In a recent survey of women in midlife, we identified 5 Major Concerns, one being the loss of meaning and purpose in later life. This is most prevalent in times of major transitions: divorce, children leaving home and retirement. It is important we take time to redefine what’s important to us and re-create meaning in our lives today. This stocking was the catalyst for me to ask myself these questions.
1. Who do I want to be remembered by long after I’m gone?
For me, it’s my children, grandchildren and friends. It is also a few charitable organizations and causes which touch my heart—vulnerable children, girls education, and Alzheimer’s research. Although the organization may not know me by name, my donations will carry on important work in these areas. The decisions we make today and the actions we take can have significant impact on people we may or may not even know.
2. How do I want to be remembered?
I’d love to be remembered as someone who cherished family, and thoroughly enjoyed all the festivities, lights and decorations of Christmas. I hope they remember my love of the outdoors and adventures we had when we camped in many of our National Parks. I’ve already seen how my sons and their families love nature and recognize the importance of protecting the environment. (I need to give this more thought…a big question, isn’t it?)
How you answer this question offers you a lens through which you can look at what you do, what it says about you and how you want to be remembered.
As my mom used to say, “it’s not what you say, it’s what you do that really counts. ”
3. What’s important to me that I’d like to see carried on?
One example for me is to continue to support girls’ educational opportunities. Studies around the world strongly show educated girls and women improve the economic well being of a community, reduce poverty, marry later, and have fewer children and greater family stability. Our world need keepers of the environment, our arts and our educational programs. How can I help future generations? I want this to be part of my legacy.
4. What values do I want to be remembered for?
The first values that come to mind are love, family, friendships, honesty, kindness and having fun! Am I living my life today to reflect those values?
5. How can I thoughtfully create my legacy?
Here are a few interesting ways to create or enhance a legacy.
Plan and share experiences with the people you care about.
Establish or continue traditions meaningful to you.
Create things…art, photography, or even Christmas stockings.
Pass along family heirlooms to those who would most appreciate them. Be sure to include the family story. (If your parents are still living, this may be a wonderful activity for you to share together as they share their stories about their lives.)
Recipe collections of favorite, traditional foods you and your family have enjoyed over the years.
Photo albums and photo memory books.
Research and build your family tree. A close friend recently found out she was eligible to join the Daughters of the American Revolution when she learned of her dad’s heritage. A whole new world opened up to her.
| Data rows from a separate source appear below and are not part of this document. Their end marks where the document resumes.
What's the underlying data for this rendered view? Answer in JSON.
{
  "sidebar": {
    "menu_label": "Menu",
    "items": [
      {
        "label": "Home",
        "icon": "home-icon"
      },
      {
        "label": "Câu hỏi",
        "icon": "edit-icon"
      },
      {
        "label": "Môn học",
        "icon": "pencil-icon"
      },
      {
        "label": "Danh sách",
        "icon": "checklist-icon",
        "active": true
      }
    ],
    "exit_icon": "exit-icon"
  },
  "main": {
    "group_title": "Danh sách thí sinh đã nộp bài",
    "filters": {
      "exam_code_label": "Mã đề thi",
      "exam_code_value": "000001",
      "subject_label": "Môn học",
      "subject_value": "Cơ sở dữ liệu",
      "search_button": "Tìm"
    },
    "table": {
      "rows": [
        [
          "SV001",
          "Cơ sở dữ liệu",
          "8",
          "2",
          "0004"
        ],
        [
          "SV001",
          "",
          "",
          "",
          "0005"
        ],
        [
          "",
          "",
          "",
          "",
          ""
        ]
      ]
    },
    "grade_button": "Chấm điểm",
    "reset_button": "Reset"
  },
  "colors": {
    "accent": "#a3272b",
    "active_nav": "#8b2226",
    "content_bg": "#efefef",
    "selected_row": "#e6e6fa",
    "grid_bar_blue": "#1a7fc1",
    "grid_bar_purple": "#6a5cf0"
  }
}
Family trees connect us to our own past as well as creating a legacy for our children and other family members.
Writing a memoir or a collection of family stories.
Donations and legacy gifts to organizations important to you made now and perhaps include in your will.
What can you do now to create your legacy?
Legacies, intentionally or unintentionally created, can be positive or negative, all based on our actions. Our life and our choices will ripple through the future in ways un-imagined. By taking some time to answer these questions will help you with your legacy.
My Christmas stockings were a good start in creating my legacy. I feel good when I imagine those sparkly colorful stocking hanging on mantles in my grandchildren’s homes decades from now. I can almost hear their children ask them, “Mommy, where did you get that stocking?” And my story lives on in their lives.
I’d love to hear about your thoughts on legacy.